Israeli investigators say three of the six Jewish suspects accused of killing a Palestinian teenager have confessed to the crime and re-enacted it for authorities.
The breakthrough Monday in the investigation of last week's burning death of 16-year-old Mohammed Abu Khdeir came as Israeli officials attempted to quell the uproar over the killing. The murder is widely seen as a revenge killing for last month's kidnapping of three Israeli teenagers who were later found dead.
Militants in the Gaza Strip fired dozens of rockets at Israel Monday, setting off air raid sirens as the military rushed more forces to the border. The military said 40 rockets were launched in an hour as night fell.
Israel retaliated with air strikes. The militant group Hamas said at least six of its members were killed.
Israel called up hundreds of reservists in anticipation of more clashes with the militant group Hamas, which it blames for the killing of the Israeli youths. Hamas has denied responsibility for the Israeli teenagers' deaths.
Meanwhile, Israeli Prime Minister Benjamin Netanyahu condemned the killing of the Palestinian teenager, Mohammed Abu Khdeir, and called his father, Hussein, to express his condolences. Netanyahu's office said the Israeli leader expressed his outrage "over the reprehensible murder of your son."

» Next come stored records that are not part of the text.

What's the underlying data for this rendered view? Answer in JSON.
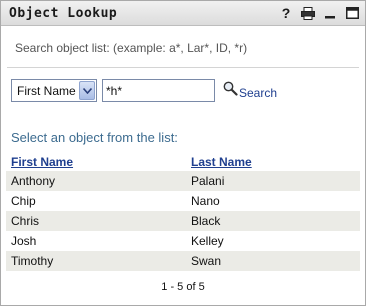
{
  "window": {
    "title": "Object Lookup",
    "icons": [
      "help-icon",
      "print-icon",
      "minimize-icon",
      "maximize-icon"
    ],
    "help_glyph": "?"
  },
  "search": {
    "hint": "Search object list: (example: a*, Lar*, ID, *r)",
    "attribute_selected": "First Name",
    "query_value": "*h*",
    "button_label": "Search"
  },
  "results": {
    "prompt": "Select an object from the list:",
    "columns": [
      "First Name",
      "Last Name"
    ],
    "rows": [
      {
        "first": "Anthony",
        "last": "Palani"
      },
      {
        "first": "Chip",
        "last": "Nano"
      },
      {
        "first": "Chris",
        "last": "Black"
      },
      {
        "first": "Josh",
        "last": "Kelley"
      },
      {
        "first": "Timothy",
        "last": "Swan"
      }
    ],
    "pager": "1 - 5 of 5"
  },
  "colors": {
    "link": "#1f3f8f",
    "prompt": "#3c6b8f",
    "row_shade": "#ebebe6"
  }
}
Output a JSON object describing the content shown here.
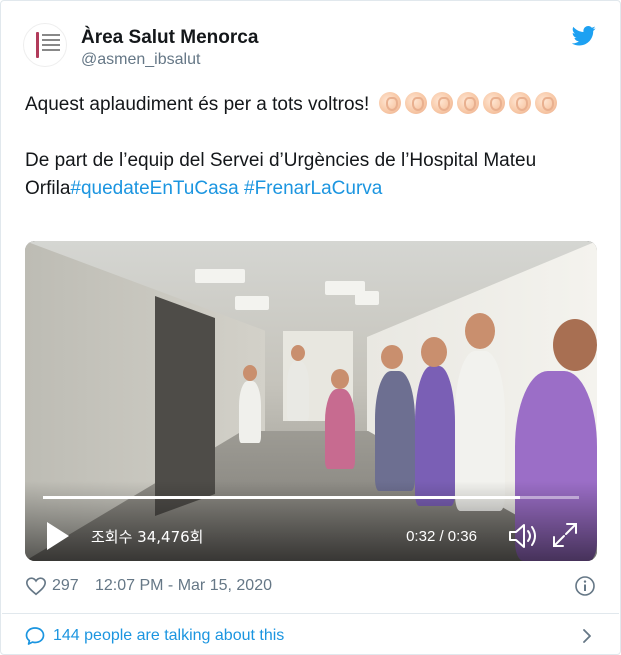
{
  "author": {
    "name": "Àrea Salut Menorca",
    "handle": "@asmen_ibsalut"
  },
  "tweet": {
    "line1": "Aquest aplaudiment és per a tots voltros!",
    "line2": "De part de l’equip del Servei d’Urgències de l’Hospital Mateu Orfila",
    "hashtag1": "#quedateEnTuCasa",
    "hashtag2": "#FrenarLaCurva",
    "emoji_count": 7
  },
  "video": {
    "views_label": "조회수 34,476회",
    "time": "0:32 / 0:36",
    "progress_fraction": 0.889
  },
  "meta": {
    "likes": "297",
    "timestamp": "12:07 PM - Mar 15, 2020"
  },
  "conversation": {
    "label": "144 people are talking about this"
  },
  "colors": {
    "brand_blue": "#1da1f2",
    "link_blue": "#1b95e0",
    "muted": "#657786",
    "text": "#14171a"
  },
  "icons": [
    "twitter-bird-icon",
    "clapping-hands-emoji",
    "play-icon",
    "volume-icon",
    "fullscreen-icon",
    "heart-icon",
    "info-icon",
    "speech-bubble-icon",
    "chevron-right-icon"
  ]
}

“The murderers will be brought to trial and prosecuted to the full extent of the law,” Netanyahu added, according to the statement.
Numerous protests have broken out in recent days in Jerusalem and Israeli Arab towns over the killing. An American cousin of Abu Khdeir was detained in one of the protests and allegedly beaten by Israeli police.
Israeli authorities say the six suspects being held over the killing had nationalist motives and belong to an extremist Jewish group.
On Sunday, Netanyahu reiterated appeals for calm, and vowed to not allow extremists from either side to "set the region on fire and bring a new wave of bloodshed."
No comment from family
The father of the slain teenager was not immediately available for comment.
Palestinian President Mahmoud Abbas met with the Abu Khudair family and a delegation from their Shua'fat neighborhood at his compound in Ramallah on Monday.
Abbas said he will sign new international treaties, for the protection of the Palestinian people.
“We will no longer be silent at these crimes against our people - the killings, torture, settlements, attacking, cutting down trees and attacking mosques. We will not be silent,” Abbas said.
Israel's outgoing president, Shimon Peres, and his successor, Reuven Rivlin, promised in a joint editorial published in Yedioth Ahronoth, the country's best-selling newspaper on Monday, there would be no cover-up in the investigation of the Palestinian's death.
Cautioning that “words can kill,” they also appealed for an end to incitement by both sides in the decades-old Israeli-Palestinian conflict.
“The bloodshed will stop only when we all understand that it is not our unhappy fate to live together, but rather our destiny to do so,” Peres, a Nobel Peace Prize laureate, and Rivlin, a veteran right-wing politician, wrote.
Some information for this report provided by Reuters.